And it was a subject for discussion on Wednesday.

“When I think about this, I think about the impact on neighborhoods that are affected,” said Clarissa Allen, a member of the site review committee that vetted the Zoia house plans. “Now we have a situation where desirable properties in town are along the pond shores, in Quitsa, Greenhouse Lane, the old beautiful summer neighborhoods that evolved over 100 years . . . one of issues I’ve heard around town about the Zoia home is it seems to be out of keeping with other homes around it. I think that is a key concern, without trying to legislate extreme taste, because we have all kinds of houses in this town.” She continued: “It’s nebulous and hard to get our hands around the relation of some of these larger homes to what’s around them and how the people in those other homes feel . . . I’m saying there are critical areas and neighborhoods we should look at.”

Jonathan Mayhew, a Quitsa Pond resident and town selectman, agreed.

“It’s called a Quitsa Casino by the neighbors, it’s way too big from our perspective,” he said, referring to the Zoia house.

But Mr. Zoia defended the size and modern style of his home, saying taste is subjective and should not be regulated. He said he stayed within the rules set by the town boards.

“There have been a lot of negative reactions regarding our house, but we followed the rules,” he said, adding: “If I had a heads-up to the intensity of the opposition to some of our neighbors, we would have had different outcome perhaps. It’s hard to have clear rules, follow them and still be criticized. In our case there’s been a lot of hostility. I think having clarity in whatever the new rules will be is great. Whatever it is, we’d do.” He continued:

“I feel besieged. We’ve been attacked and slandered. If we were given guidance, we would have done differently.”

Reid Silva, a land surveyor who attended the meeting, agreed the rules are unclear and credited Mr. Zoia for attending the meeting.

“I think it shows a lot of character for Mr. Zoia to show up here,” Mr. Silva said. “There is no rule that said he couldn’t do what he did with the house size, it’s a very subjective thing. Everyone has different opinions. But until the town comes up with something, I don’t think it’s fair to scrutinize people who do what they’d like to do.”

Mr. Silva said site review committees used in Chilmark as well as other towns, can be difficult to navigate, and he urged the working group to find a better method.

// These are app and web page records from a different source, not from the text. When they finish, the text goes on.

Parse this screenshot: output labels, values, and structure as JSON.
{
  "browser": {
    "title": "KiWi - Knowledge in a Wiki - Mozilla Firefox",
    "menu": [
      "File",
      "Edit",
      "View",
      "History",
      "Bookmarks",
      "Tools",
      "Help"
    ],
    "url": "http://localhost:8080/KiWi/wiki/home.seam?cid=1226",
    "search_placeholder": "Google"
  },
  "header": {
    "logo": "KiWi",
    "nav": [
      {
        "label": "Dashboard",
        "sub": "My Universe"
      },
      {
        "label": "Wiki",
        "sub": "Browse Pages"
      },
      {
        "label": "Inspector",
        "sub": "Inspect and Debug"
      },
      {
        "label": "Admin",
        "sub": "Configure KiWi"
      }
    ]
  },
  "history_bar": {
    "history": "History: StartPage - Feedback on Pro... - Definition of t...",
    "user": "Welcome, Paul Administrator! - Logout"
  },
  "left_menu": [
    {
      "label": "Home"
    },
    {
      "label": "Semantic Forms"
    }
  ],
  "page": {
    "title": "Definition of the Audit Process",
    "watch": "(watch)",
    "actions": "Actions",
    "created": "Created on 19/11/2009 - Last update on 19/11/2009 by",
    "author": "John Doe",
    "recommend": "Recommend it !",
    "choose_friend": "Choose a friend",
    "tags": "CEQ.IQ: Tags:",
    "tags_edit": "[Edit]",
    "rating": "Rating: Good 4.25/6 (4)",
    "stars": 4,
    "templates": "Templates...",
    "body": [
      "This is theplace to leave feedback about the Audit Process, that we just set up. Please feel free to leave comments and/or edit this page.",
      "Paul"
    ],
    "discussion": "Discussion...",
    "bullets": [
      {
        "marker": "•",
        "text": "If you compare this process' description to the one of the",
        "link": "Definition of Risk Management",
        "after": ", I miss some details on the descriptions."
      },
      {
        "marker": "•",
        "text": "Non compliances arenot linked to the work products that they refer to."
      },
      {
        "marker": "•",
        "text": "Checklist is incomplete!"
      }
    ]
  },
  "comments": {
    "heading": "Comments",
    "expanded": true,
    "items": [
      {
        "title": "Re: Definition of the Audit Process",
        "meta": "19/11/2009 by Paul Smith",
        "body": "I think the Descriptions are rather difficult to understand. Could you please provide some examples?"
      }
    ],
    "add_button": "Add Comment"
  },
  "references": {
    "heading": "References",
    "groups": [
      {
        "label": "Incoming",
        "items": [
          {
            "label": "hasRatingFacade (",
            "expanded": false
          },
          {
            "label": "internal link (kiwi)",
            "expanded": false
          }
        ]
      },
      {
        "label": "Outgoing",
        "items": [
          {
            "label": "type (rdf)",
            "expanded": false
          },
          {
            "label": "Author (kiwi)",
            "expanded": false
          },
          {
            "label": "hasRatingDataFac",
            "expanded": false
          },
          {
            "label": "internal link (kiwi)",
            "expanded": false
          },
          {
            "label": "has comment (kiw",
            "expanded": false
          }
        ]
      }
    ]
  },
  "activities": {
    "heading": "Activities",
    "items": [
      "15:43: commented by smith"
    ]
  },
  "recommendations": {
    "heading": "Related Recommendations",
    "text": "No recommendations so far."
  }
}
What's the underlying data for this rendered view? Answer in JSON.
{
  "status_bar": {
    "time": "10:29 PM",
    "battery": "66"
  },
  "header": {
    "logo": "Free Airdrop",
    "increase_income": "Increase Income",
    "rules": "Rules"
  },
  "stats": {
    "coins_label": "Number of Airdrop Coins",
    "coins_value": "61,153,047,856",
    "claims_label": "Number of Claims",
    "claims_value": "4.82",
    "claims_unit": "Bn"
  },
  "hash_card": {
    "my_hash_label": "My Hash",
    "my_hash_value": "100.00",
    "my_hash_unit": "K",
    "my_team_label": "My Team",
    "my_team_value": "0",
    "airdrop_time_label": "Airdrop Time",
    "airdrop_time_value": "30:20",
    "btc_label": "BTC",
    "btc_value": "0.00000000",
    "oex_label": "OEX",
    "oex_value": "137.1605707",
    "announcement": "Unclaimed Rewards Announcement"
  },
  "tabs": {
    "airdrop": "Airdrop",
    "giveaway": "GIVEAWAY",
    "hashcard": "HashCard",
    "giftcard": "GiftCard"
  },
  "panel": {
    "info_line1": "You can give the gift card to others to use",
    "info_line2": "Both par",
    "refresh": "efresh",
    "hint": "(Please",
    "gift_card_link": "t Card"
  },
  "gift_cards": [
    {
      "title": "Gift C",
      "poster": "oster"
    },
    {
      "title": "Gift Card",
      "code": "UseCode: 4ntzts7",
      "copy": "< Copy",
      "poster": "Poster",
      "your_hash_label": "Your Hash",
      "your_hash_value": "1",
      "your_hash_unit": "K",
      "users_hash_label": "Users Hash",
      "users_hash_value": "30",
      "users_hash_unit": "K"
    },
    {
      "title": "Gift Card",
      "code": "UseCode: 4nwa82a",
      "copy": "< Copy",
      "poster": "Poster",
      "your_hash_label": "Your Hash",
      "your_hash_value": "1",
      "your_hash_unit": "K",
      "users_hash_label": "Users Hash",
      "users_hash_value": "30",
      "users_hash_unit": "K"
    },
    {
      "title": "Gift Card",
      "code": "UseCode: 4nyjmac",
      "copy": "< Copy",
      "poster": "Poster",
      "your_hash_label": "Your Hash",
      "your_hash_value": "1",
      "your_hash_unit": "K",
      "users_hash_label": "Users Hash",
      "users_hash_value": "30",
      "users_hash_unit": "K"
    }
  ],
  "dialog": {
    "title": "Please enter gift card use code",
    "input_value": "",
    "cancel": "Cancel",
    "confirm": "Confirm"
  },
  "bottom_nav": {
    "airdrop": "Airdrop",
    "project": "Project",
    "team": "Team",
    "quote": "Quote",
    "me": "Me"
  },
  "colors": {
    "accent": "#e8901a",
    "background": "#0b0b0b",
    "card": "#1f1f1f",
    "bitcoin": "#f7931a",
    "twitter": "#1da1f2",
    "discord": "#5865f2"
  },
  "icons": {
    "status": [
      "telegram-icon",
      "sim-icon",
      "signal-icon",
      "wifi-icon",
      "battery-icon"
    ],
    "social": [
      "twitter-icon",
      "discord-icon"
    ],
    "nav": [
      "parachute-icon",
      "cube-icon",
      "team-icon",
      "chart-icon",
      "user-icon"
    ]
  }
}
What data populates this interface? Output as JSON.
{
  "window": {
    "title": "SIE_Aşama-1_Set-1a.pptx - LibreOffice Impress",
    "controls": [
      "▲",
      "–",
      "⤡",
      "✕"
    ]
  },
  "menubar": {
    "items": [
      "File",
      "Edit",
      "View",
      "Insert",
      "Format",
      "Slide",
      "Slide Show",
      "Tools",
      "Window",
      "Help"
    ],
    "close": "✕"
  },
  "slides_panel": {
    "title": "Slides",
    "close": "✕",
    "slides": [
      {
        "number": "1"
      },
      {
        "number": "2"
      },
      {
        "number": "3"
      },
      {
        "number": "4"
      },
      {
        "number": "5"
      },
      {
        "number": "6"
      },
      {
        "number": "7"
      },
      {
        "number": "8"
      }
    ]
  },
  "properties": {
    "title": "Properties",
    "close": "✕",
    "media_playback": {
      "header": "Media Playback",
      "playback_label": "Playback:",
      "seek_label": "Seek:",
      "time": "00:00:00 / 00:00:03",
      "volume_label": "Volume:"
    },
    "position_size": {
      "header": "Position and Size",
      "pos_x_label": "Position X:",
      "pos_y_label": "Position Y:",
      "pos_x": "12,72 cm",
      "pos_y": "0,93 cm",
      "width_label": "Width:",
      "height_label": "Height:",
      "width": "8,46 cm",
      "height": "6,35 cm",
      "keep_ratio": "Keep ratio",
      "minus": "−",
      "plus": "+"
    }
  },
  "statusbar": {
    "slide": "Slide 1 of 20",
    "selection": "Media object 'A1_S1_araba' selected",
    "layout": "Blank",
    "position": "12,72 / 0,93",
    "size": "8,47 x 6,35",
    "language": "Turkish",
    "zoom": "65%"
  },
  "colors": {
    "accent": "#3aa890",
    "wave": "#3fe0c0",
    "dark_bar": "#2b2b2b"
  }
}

“Who’s going to find out the legality of limiting house size?” he asked. “Nantucket has coverage laws [which regulate how much of a lot may be covered by a building], and that is an effective way to limit house size. There’s a legal question at hand, let’s get to the bottom of whether we can limit the size.”

Chilmark selectman Warren Doty said large houses are the issue of the day and the time has come for the town to address the problem.

“We’ve done a good job with zoning,” Mr. Doty said. “I think the concern is large houses; it isn’t density, it isn’t build-out, we feel the nature of our community changes when you have an 8,000-square-foot house when we’re used to a 2,500-square-foot house. To me a 10,000-square-foot house in Chilmark doesn’t fit in with the size of the community.” He said and others agreed, that to date the town has done a pretty good job of keeping a trend in check.

“The pressure of the money that could arrive in the town of Chilmark could have changed Chilmark overnight, we could have been Ocean City, Maryland,” Mr. Doty said.

Whether to regulate large houses has also been a recent subject for discussion before the Martha’s Vineyard Commission, which is reviewing its so-called checklist for developments of regional impact, projects that are referred to the commission for review. MVC executive director Mark London said Wednesday, the right solution would likely be a mix of subjective and objective rules.

“A lot of things are not quantifiable, especially design,” Mr. London said. “But you need to have a method for people exercising judgment.”